**YOUR TASK**
What the task needs is every record repeated exactly, nothing more.

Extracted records
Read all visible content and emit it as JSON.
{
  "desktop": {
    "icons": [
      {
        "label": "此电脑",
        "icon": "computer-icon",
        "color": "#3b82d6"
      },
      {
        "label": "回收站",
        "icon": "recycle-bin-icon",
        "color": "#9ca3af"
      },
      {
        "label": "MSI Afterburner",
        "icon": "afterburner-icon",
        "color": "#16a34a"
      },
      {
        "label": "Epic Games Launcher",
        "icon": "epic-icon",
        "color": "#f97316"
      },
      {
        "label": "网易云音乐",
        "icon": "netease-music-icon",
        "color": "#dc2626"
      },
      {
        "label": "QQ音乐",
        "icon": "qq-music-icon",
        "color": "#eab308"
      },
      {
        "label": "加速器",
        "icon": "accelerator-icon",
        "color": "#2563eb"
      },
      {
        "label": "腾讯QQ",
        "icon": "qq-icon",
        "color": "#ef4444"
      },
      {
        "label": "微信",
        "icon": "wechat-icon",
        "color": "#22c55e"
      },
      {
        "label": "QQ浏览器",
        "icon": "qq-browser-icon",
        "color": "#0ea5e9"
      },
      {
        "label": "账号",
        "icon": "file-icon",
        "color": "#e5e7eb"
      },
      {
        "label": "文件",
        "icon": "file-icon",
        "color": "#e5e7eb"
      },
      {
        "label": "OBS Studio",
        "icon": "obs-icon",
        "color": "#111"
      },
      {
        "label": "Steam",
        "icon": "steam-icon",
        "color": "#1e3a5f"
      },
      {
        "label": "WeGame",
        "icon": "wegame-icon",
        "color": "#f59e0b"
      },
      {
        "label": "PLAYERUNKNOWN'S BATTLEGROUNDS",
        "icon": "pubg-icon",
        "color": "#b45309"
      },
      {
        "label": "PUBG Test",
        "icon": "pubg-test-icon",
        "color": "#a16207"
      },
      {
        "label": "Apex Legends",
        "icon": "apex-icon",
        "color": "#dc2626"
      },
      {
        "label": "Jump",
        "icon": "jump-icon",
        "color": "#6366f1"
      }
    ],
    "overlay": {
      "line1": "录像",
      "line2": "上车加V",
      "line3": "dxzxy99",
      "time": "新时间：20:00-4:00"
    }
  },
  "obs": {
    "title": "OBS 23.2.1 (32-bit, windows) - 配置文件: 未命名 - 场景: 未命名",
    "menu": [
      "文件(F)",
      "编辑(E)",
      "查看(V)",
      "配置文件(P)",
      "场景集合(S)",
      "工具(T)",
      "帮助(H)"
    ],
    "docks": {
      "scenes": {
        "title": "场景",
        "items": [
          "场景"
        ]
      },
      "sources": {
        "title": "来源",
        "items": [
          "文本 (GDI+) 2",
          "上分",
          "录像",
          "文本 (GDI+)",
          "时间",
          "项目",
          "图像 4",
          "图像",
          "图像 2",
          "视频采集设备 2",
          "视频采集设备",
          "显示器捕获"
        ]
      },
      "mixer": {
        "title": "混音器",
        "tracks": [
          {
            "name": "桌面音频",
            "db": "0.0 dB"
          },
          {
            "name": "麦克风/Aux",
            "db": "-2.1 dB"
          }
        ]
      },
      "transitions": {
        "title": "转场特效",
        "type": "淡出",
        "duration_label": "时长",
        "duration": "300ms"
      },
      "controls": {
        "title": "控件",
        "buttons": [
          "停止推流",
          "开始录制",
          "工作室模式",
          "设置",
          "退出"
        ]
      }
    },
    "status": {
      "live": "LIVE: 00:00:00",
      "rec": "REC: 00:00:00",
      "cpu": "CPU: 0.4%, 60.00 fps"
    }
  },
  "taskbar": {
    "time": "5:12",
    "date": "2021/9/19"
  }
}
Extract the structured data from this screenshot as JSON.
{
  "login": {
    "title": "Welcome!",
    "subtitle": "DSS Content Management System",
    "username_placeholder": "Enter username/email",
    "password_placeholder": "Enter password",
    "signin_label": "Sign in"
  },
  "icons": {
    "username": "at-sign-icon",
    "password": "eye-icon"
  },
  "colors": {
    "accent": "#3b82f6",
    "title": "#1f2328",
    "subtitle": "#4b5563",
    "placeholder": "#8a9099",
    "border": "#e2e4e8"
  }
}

**YOUR SOLUTION**
Read all visible content and emit it as JSON.
{
  "desktop": {
    "icons": [
      {
        "label": "此电脑",
        "icon": "computer-icon",
        "color": "#3b82d6"
      },
      {
        "label": "回收站",
        "icon": "recycle-bin-icon",
        "color": "#9ca3af"
      },
      {
        "label": "MSI Afterburner",
        "icon": "afterburner-icon",
        "color": "#16a34a"
      },
      {
        "label": "Epic Games Launcher",
        "icon": "epic-icon",
        "color": "#f97316"
      },
      {
        "label": "网易云音乐",
        "icon": "netease-music-icon",
        "color": "#dc2626"
      },
      {
        "label": "QQ音乐",
        "icon": "qq-music-icon",
        "color": "#eab308"
      },
      {
        "label": "加速器",
        "icon": "accelerator-icon",
        "color": "#2563eb"
      },
      {
        "label": "腾讯QQ",
        "icon": "qq-icon",
        "color": "#ef4444"
      },
      {
        "label": "微信",
        "icon": "wechat-icon",
        "color": "#22c55e"
      },
      {
        "label": "QQ浏览器",
        "icon": "qq-browser-icon",
        "color": "#0ea5e9"
      },
      {
        "label": "账号",
        "icon": "file-icon",
        "color": "#e5e7eb"
      },
      {
        "label": "文件",
        "icon": "file-icon",
        "color": "#e5e7eb"
      },
      {
        "label": "OBS Studio",
        "icon": "obs-icon",
        "color": "#111"
      },
      {
        "label": "Steam",
        "icon": "steam-icon",
        "color": "#1e3a5f"
      },
      {
        "label": "WeGame",
        "icon": "wegame-icon",
        "color": "#f59e0b"
      },
      {
        "label": "PLAYERUNKNOWN'S BATTLEGROUNDS",
        "icon": "pubg-icon",
        "color": "#b45309"
      },
      {
        "label": "PUBG Test",
        "icon": "pubg-test-icon",
        "color": "#a16207"
      },
      {
        "label": "Apex Legends",
        "icon": "apex-icon",
        "color": "#dc2626"
      },
      {
        "label": "Jump",
        "icon": "jump-icon",
        "color": "#6366f1"
      }
    ],
    "overlay": {
      "line1": "录像",
      "line2": "上车加V",
      "line3": "dxzxy99",
      "time": "新时间：20:00-4:00"
    }
  },
  "obs": {
    "title": "OBS 23.2.1 (32-bit, windows) - 配置文件: 未命名 - 场景: 未命名",
    "menu": [
      "文件(F)",
      "编辑(E)",
      "查看(V)",
      "配置文件(P)",
      "场景集合(S)",
      "工具(T)",
      "帮助(H)"
    ],
    "docks": {
      "scenes": {
        "title": "场景",
        "items": [
          "场景"
        ]
      },
      "sources": {
        "title": "来源",
        "items": [
          "文本 (GDI+) 2",
          "上分",
          "录像",
          "文本 (GDI+)",
          "时间",
          "项目",
          "图像 4",
          "图像",
          "图像 2",
          "视频采集设备 2",
          "视频采集设备",
          "显示器捕获"
        ]
      },
      "mixer": {
        "title": "混音器",
        "tracks": [
          {
            "name": "桌面音频",
            "db": "0.0 dB"
          },
          {
            "name": "麦克风/Aux",
            "db": "-2.1 dB"
          }
        ]
      },
      "transitions": {
        "title": "转场特效",
        "type": "淡出",
        "duration_label": "时长",
        "duration": "300ms"
      },
      "controls": {
        "title": "控件",
        "buttons": [
          "停止推流",
          "开始录制",
          "工作室模式",
          "设置",
          "退出"
        ]
      }
    },
    "status": {
      "live": "LIVE: 00:00:00",
      "rec": "REC: 00:00:00",
      "cpu": "CPU: 0.4%, 60.00 fps"
    }
  },
  "taskbar": {
    "time": "5:12",
    "date": "2021/9/19"
  }
}
Extract the structured data from this screenshot as JSON.
{
  "login": {
    "title": "Welcome!",
    "subtitle": "DSS Content Management System",
    "username_placeholder": "Enter username/email",
    "password_placeholder": "Enter password",
    "signin_label": "Sign in"
  },
  "icons": {
    "username": "at-sign-icon",
    "password": "eye-icon"
  },
  "colors": {
    "accent": "#3b82f6",
    "title": "#1f2328",
    "subtitle": "#4b5563",
    "placeholder": "#8a9099",
    "border": "#e2e4e8"
  }
}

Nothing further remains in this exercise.